|Repair cost if ruined||960|
- -1 food
Rome expected its people to fight for their city and country in times of need. The army was originally a citizen militia where nearly all members provided their own weapons and equipment. As Rome’s power increased, more troops were needed to defend it, so auxiliary soldiers were recruited from non-Romans to fill the rank and file. The enlistment of auxiliary troops began by the first de facto Emperor, Augustus, drew on provincial non-citizens, allies and conquered nations. Service was for 25 years, after which an auxiliary and his heirs were granted Roman citizenship, an important and superior legal status. The Roman army included many cultures and nationalities, often speaking their own languages and fighting in their own traditional styles.
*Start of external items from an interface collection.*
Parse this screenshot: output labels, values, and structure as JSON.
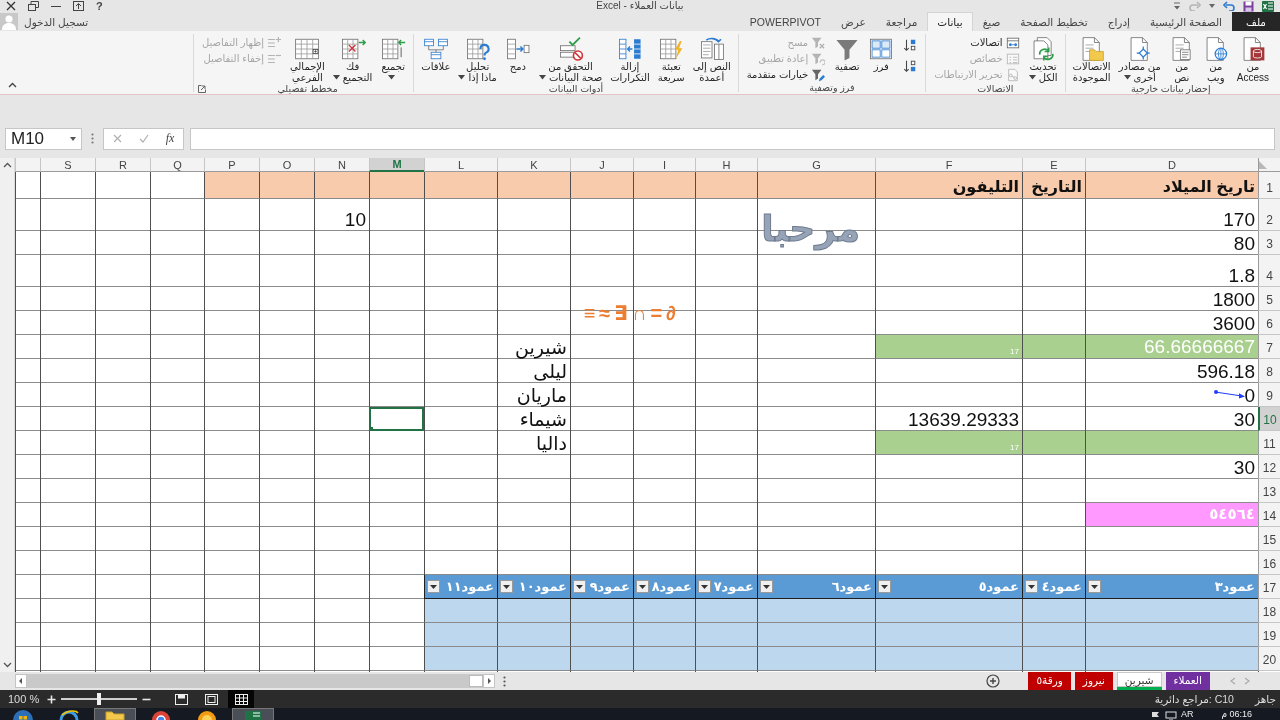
{
  "title_bar": {
    "title": "بيانات العملاء - Excel",
    "help": "?"
  },
  "quick_access": {
    "undo": {
      "disabled": false
    },
    "redo": {
      "disabled": true
    }
  },
  "tabs": [
    {
      "label": "ملف",
      "kind": "file",
      "selected": false
    },
    {
      "label": "الصفحة الرئيسية",
      "kind": "tab",
      "selected": false
    },
    {
      "label": "إدراج",
      "kind": "tab",
      "selected": false
    },
    {
      "label": "تخطيط الصفحة",
      "kind": "tab",
      "selected": false
    },
    {
      "label": "صيغ",
      "kind": "tab",
      "selected": false
    },
    {
      "label": "بيانات",
      "kind": "tab",
      "selected": true
    },
    {
      "label": "مراجعة",
      "kind": "tab",
      "selected": false
    },
    {
      "label": "عرض",
      "kind": "tab",
      "selected": false
    },
    {
      "label": "POWERPIVOT",
      "kind": "tab",
      "selected": false
    }
  ],
  "account": {
    "label": "تسجيل الدخول"
  },
  "ribbon": {
    "groups": [
      {
        "title": "إحضار بيانات خارجية",
        "launcher": false,
        "items": [
          {
            "kind": "large",
            "lines": [
              "من",
              "Access"
            ],
            "dropdown": false,
            "disabled": false
          },
          {
            "kind": "large",
            "lines": [
              "من",
              "ويب"
            ],
            "dropdown": false,
            "disabled": false
          },
          {
            "kind": "large",
            "lines": [
              "من",
              "نص"
            ],
            "dropdown": false,
            "disabled": false
          },
          {
            "kind": "large",
            "lines": [
              "من مصادر",
              "أخرى"
            ],
            "dropdown": true,
            "disabled": false
          },
          {
            "kind": "large",
            "lines": [
              "الاتصالات",
              "الموجودة"
            ],
            "dropdown": false,
            "disabled": false
          }
        ]
      },
      {
        "title": "الاتصالات",
        "launcher": false,
        "items": [
          {
            "kind": "large",
            "lines": [
              "تحديث",
              "الكل"
            ],
            "dropdown": true,
            "disabled": false
          },
          {
            "kind": "stack",
            "buttons": [
              {
                "label": "اتصالات",
                "disabled": false
              },
              {
                "label": "خصائص",
                "disabled": true
              },
              {
                "label": "تحرير الارتباطات",
                "disabled": true
              }
            ]
          }
        ]
      },
      {
        "title": "فرز وتصفية",
        "launcher": false,
        "items": [
          {
            "kind": "stack",
            "buttons": [
              {
                "disabled": false
              },
              {
                "disabled": false
              }
            ]
          },
          {
            "kind": "large",
            "lines": [
              "فرز"
            ],
            "dropdown": false,
            "disabled": false
          },
          {
            "kind": "large",
            "lines": [
              "تصفية"
            ],
            "dropdown": false,
            "disabled": false
          },
          {
            "kind": "stack",
            "buttons": [
              {
                "label": "مسح",
                "disabled": true
              },
              {
                "label": "إعادة تطبيق",
                "disabled": true
              },
              {
                "label": "خيارات متقدمة",
                "disabled": false
              }
            ]
          }
        ]
      },
      {
        "title": "أدوات البيانات",
        "launcher": false,
        "items": [
          {
            "kind": "large",
            "lines": [
              "النص إلى",
              "أعمدة"
            ],
            "dropdown": false,
            "disabled": false
          },
          {
            "kind": "large",
            "lines": [
              "تعبئة",
              "سريعة"
            ],
            "dropdown": false,
            "disabled": false
          },
          {
            "kind": "large",
            "lines": [
              "إزالة",
              "التكرارات"
            ],
            "dropdown": false,
            "disabled": false
          },
          {
            "kind": "large",
            "lines": [
              "التحقق من",
              "صحة البيانات"
            ],
            "dropdown": true,
            "disabled": false
          },
          {
            "kind": "large",
            "lines": [
              "دمج"
            ],
            "dropdown": false,
            "disabled": false
          },
          {
            "kind": "large",
            "lines": [
              "تحليل",
              "ماذا إذا"
            ],
            "dropdown": true,
            "disabled": false
          },
          {
            "kind": "large",
            "lines": [
              "علاقات"
            ],
            "dropdown": false,
            "disabled": false
          }
        ]
      },
      {
        "title": "مخطط تفصيلي",
        "launcher": true,
        "items": [
          {
            "kind": "large",
            "lines": [
              "تجميع"
            ],
            "dropdown": true,
            "disabled": false
          },
          {
            "kind": "large",
            "lines": [
              "فك",
              "التجميع"
            ],
            "dropdown": true,
            "disabled": false
          },
          {
            "kind": "large",
            "lines": [
              "الإجمالي",
              "الفرعي"
            ],
            "dropdown": false,
            "disabled": false
          },
          {
            "kind": "stack",
            "buttons": [
              {
                "label": "إظهار التفاصيل",
                "disabled": true
              },
              {
                "label": "إخفاء التفاصيل",
                "disabled": true
              }
            ]
          }
        ]
      }
    ]
  },
  "formula_bar": {
    "name_box": "M10",
    "function_label": "fx",
    "cancel": {
      "disabled": true
    },
    "enter": {
      "disabled": true
    }
  },
  "sheet": {
    "columns": [
      {
        "label": "D",
        "selected": false
      },
      {
        "label": "E",
        "selected": false
      },
      {
        "label": "F",
        "selected": false
      },
      {
        "label": "G",
        "selected": false
      },
      {
        "label": "H",
        "selected": false
      },
      {
        "label": "I",
        "selected": false
      },
      {
        "label": "J",
        "selected": false
      },
      {
        "label": "K",
        "selected": false
      },
      {
        "label": "L",
        "selected": false
      },
      {
        "label": "M",
        "selected": true
      },
      {
        "label": "N",
        "selected": false
      },
      {
        "label": "O",
        "selected": false
      },
      {
        "label": "P",
        "selected": false
      },
      {
        "label": "Q",
        "selected": false
      },
      {
        "label": "R",
        "selected": false
      },
      {
        "label": "S",
        "selected": false
      }
    ],
    "rows": [
      {
        "number": "1",
        "selected": false,
        "cells": [
          {
            "kind": "bold",
            "value": "تاريخ الميلاد",
            "color": "#f8cbad"
          },
          {
            "kind": "bold",
            "value": "التاريخ",
            "color": "#f8cbad"
          },
          {
            "kind": "bold",
            "value": "التليفون",
            "color": "#f8cbad"
          },
          {
            "kind": "fill",
            "color": "#f8cbad"
          },
          {
            "kind": "fill",
            "color": "#f8cbad"
          },
          {
            "kind": "fill",
            "color": "#f8cbad"
          },
          {
            "kind": "fill",
            "color": "#f8cbad"
          },
          {
            "kind": "fill",
            "color": "#f8cbad"
          },
          {
            "kind": "fill",
            "color": "#f8cbad"
          },
          {
            "kind": "fill",
            "color": "#f8cbad"
          },
          {
            "kind": "fill",
            "color": "#f8cbad"
          },
          {
            "kind": "fill",
            "color": "#f8cbad"
          },
          {
            "kind": "fill",
            "color": "#f8cbad"
          }
        ]
      },
      {
        "number": "2",
        "selected": false,
        "cells": [
          {
            "kind": "value",
            "value": "170"
          },
          null,
          null,
          null,
          null,
          null,
          null,
          null,
          null,
          null,
          {
            "kind": "value",
            "value": "10"
          }
        ]
      },
      {
        "number": "3",
        "selected": false,
        "cells": [
          {
            "kind": "value",
            "value": "80"
          }
        ]
      },
      {
        "number": "4",
        "selected": false,
        "cells": [
          {
            "kind": "value",
            "value": "1.8"
          }
        ]
      },
      {
        "number": "5",
        "selected": false,
        "cells": [
          {
            "kind": "value",
            "value": "1800"
          }
        ]
      },
      {
        "number": "6",
        "selected": false,
        "cells": [
          {
            "kind": "value",
            "value": "3600"
          }
        ]
      },
      {
        "number": "7",
        "selected": false,
        "cells": [
          {
            "kind": "light",
            "value": "66.66666667",
            "color": "#a9d08e"
          },
          {
            "kind": "fill",
            "color": "#a9d08e"
          },
          {
            "kind": "small",
            "value": "17",
            "color": "#a9d08e"
          },
          null,
          null,
          null,
          null,
          {
            "kind": "value",
            "value": "شيرين"
          }
        ]
      },
      {
        "number": "8",
        "selected": false,
        "cells": [
          {
            "kind": "value",
            "value": "596.18"
          },
          null,
          null,
          null,
          null,
          null,
          null,
          {
            "kind": "value",
            "value": "ليلى"
          }
        ]
      },
      {
        "number": "9",
        "selected": false,
        "cells": [
          {
            "kind": "value",
            "value": "0"
          },
          null,
          null,
          null,
          null,
          null,
          null,
          {
            "kind": "value",
            "value": "ماريان"
          }
        ]
      },
      {
        "number": "10",
        "selected": true,
        "cells": [
          {
            "kind": "value",
            "value": "30"
          },
          null,
          {
            "kind": "value",
            "value": "13639.29333"
          },
          null,
          null,
          null,
          null,
          {
            "kind": "value",
            "value": "شيماء"
          }
        ]
      },
      {
        "number": "11",
        "selected": false,
        "cells": [
          {
            "kind": "fill",
            "color": "#a9d08e"
          },
          {
            "kind": "fill",
            "color": "#a9d08e"
          },
          {
            "kind": "small",
            "value": "17",
            "color": "#a9d08e"
          },
          null,
          null,
          null,
          null,
          {
            "kind": "value",
            "value": "داليا"
          }
        ]
      },
      {
        "number": "12",
        "selected": false,
        "cells": [
          {
            "kind": "value",
            "value": "30"
          }
        ]
      },
      {
        "number": "13",
        "selected": false
      },
      {
        "number": "14",
        "selected": false,
        "cells": [
          {
            "kind": "caption",
            "value": "٥٤٥٦٤",
            "color": "#ff99ff"
          }
        ]
      },
      {
        "number": "15",
        "selected": false
      },
      {
        "number": "16",
        "selected": false
      },
      {
        "number": "17",
        "selected": false,
        "cells": [
          {
            "kind": "table_header",
            "value": "عمود٣",
            "color": "#5b9bd5"
          },
          {
            "kind": "table_header",
            "value": "عمود٤",
            "color": "#5b9bd5"
          },
          {
            "kind": "table_header",
            "value": "عمود٥",
            "color": "#5b9bd5"
          },
          {
            "kind": "table_header",
            "value": "عمود٦",
            "color": "#5b9bd5"
          },
          {
            "kind": "table_header",
            "value": "عمود٧",
            "color": "#5b9bd5"
          },
          {
            "kind": "table_header",
            "value": "عمود٨",
            "color": "#5b9bd5"
          },
          {
            "kind": "table_header",
            "value": "عمود٩",
            "color": "#5b9bd5"
          },
          {
            "kind": "table_header",
            "value": "عمود١٠",
            "color": "#5b9bd5"
          },
          {
            "kind": "table_header",
            "value": "عمود١١",
            "color": "#5b9bd5"
          }
        ]
      },
      {
        "number": "18",
        "selected": false,
        "cells": [
          {
            "kind": "fill",
            "color": "#bdd7ee"
          },
          {
            "kind": "fill",
            "color": "#bdd7ee"
          },
          {
            "kind": "fill",
            "color": "#bdd7ee"
          },
          {
            "kind": "fill",
            "color": "#bdd7ee"
          },
          {
            "kind": "fill",
            "color": "#bdd7ee"
          },
          {
            "kind": "fill",
            "color": "#bdd7ee"
          },
          {
            "kind": "fill",
            "color": "#bdd7ee"
          },
          {
            "kind": "fill",
            "color": "#bdd7ee"
          },
          {
            "kind": "fill",
            "color": "#bdd7ee"
          }
        ]
      },
      {
        "number": "19",
        "selected": false,
        "cells": [
          {
            "kind": "fill",
            "color": "#bdd7ee"
          },
          {
            "kind": "fill",
            "color": "#bdd7ee"
          },
          {
            "kind": "fill",
            "color": "#bdd7ee"
          },
          {
            "kind": "fill",
            "color": "#bdd7ee"
          },
          {
            "kind": "fill",
            "color": "#bdd7ee"
          },
          {
            "kind": "fill",
            "color": "#bdd7ee"
          },
          {
            "kind": "fill",
            "color": "#bdd7ee"
          },
          {
            "kind": "fill",
            "color": "#bdd7ee"
          },
          {
            "kind": "fill",
            "color": "#bdd7ee"
          }
        ]
      },
      {
        "number": "20",
        "selected": false,
        "cells": [
          {
            "kind": "fill",
            "color": "#bdd7ee"
          },
          {
            "kind": "fill",
            "color": "#bdd7ee"
          },
          {
            "kind": "fill",
            "color": "#bdd7ee"
          },
          {
            "kind": "fill",
            "color": "#bdd7ee"
          },
          {
            "kind": "fill",
            "color": "#bdd7ee"
          },
          {
            "kind": "fill",
            "color": "#bdd7ee"
          },
          {
            "kind": "fill",
            "color": "#bdd7ee"
          },
          {
            "kind": "fill",
            "color": "#bdd7ee"
          },
          {
            "kind": "fill",
            "color": "#bdd7ee"
          }
        ]
      }
    ],
    "shapes": [
      {
        "kind": "wordart",
        "text": "مرحبا"
      },
      {
        "kind": "equation",
        "text": "≡≈∃∩=∂"
      },
      {
        "kind": "tracer_arrow"
      }
    ]
  },
  "sheet_tabs": [
    {
      "label": "العملاء",
      "color": "#7030a0",
      "selected": false
    },
    {
      "label": "شيرين",
      "color": "#00b050",
      "selected": true
    },
    {
      "label": "نيروز",
      "color": "#c00000",
      "selected": false
    },
    {
      "label": "ورقة٥",
      "color": "#c00000",
      "selected": false
    }
  ],
  "status_bar": {
    "ready": "جاهز",
    "circular_references": "مراجع دائرية: C10",
    "zoom": "100 %",
    "zoom_slider": {
      "level": 0.5
    },
    "views": [
      {
        "selected": true
      },
      {
        "selected": false
      },
      {
        "selected": false
      }
    ]
  },
  "taskbar": {
    "apps": [
      {
        "open": false
      },
      {
        "open": false
      },
      {
        "open": true
      },
      {
        "open": false
      },
      {
        "open": false
      },
      {
        "open": true
      }
    ],
    "language": "AR",
    "clock": "06:16 م"
  }
}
By the 2nd century AD half the army's total strength, and almost all its cavalry, consisted of auxiliaries.